- What this task involves: Look for the line containing "Parse this screenshot: output" in the listing below. Retype that line and every subsequent line through the last one, and only those.

___ Task input ___

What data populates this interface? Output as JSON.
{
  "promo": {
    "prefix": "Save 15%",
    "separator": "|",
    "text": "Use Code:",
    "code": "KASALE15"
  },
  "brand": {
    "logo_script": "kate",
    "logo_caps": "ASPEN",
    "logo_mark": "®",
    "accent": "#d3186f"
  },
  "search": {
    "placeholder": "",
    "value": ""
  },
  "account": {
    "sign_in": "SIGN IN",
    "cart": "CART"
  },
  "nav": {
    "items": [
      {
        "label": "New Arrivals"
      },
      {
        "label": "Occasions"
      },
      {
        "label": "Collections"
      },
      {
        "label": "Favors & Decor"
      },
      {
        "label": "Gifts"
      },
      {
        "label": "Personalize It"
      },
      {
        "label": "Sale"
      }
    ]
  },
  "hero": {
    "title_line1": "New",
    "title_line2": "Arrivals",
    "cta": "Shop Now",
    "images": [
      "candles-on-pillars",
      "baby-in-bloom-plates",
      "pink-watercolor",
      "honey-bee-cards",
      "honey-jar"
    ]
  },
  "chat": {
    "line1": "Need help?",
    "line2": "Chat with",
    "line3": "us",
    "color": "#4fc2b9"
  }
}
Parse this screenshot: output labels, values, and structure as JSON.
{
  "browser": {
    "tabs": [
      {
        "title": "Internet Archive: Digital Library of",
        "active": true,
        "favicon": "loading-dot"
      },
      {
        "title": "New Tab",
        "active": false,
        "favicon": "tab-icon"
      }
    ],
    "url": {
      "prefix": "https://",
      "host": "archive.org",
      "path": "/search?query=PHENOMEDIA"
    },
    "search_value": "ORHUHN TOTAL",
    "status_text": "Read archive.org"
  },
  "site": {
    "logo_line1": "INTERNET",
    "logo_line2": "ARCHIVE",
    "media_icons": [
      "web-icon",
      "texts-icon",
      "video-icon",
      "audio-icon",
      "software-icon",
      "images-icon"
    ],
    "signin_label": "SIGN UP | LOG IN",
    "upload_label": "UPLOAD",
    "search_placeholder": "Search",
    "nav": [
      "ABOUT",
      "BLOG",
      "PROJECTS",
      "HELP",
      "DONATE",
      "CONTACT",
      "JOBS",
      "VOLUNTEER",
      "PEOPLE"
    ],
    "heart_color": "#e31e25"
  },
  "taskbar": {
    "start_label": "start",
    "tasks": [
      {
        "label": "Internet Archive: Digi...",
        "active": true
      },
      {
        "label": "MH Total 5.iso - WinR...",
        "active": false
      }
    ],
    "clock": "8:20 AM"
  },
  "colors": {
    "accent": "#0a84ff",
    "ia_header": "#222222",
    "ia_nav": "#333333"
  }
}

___

- Output of the exercise:
Parse this screenshot: output labels, values, and structure as JSON.
{
  "browser": {
    "tabs": [
      {
        "title": "Internet Archive: Digital Library of",
        "active": true,
        "favicon": "loading-dot"
      },
      {
        "title": "New Tab",
        "active": false,
        "favicon": "tab-icon"
      }
    ],
    "url": {
      "prefix": "https://",
      "host": "archive.org",
      "path": "/search?query=PHENOMEDIA"
    },
    "search_value": "ORHUHN TOTAL",
    "status_text": "Read archive.org"
  },
  "site": {
    "logo_line1": "INTERNET",
    "logo_line2": "ARCHIVE",
    "media_icons": [
      "web-icon",
      "texts-icon",
      "video-icon",
      "audio-icon",
      "software-icon",
      "images-icon"
    ],
    "signin_label": "SIGN UP | LOG IN",
    "upload_label": "UPLOAD",
    "search_placeholder": "Search",
    "nav": [
      "ABOUT",
      "BLOG",
      "PROJECTS",
      "HELP",
      "DONATE",
      "CONTACT",
      "JOBS",
      "VOLUNTEER",
      "PEOPLE"
    ],
    "heart_color": "#e31e25"
  },
  "taskbar": {
    "start_label": "start",
    "tasks": [
      {
        "label": "Internet Archive: Digi...",
        "active": true
      },
      {
        "label": "MH Total 5.iso - WinR...",
        "active": false
      }
    ],
    "clock": "8:20 AM"
  },
  "colors": {
    "accent": "#0a84ff",
    "ia_header": "#222222",
    "ia_nav": "#333333"
  }
}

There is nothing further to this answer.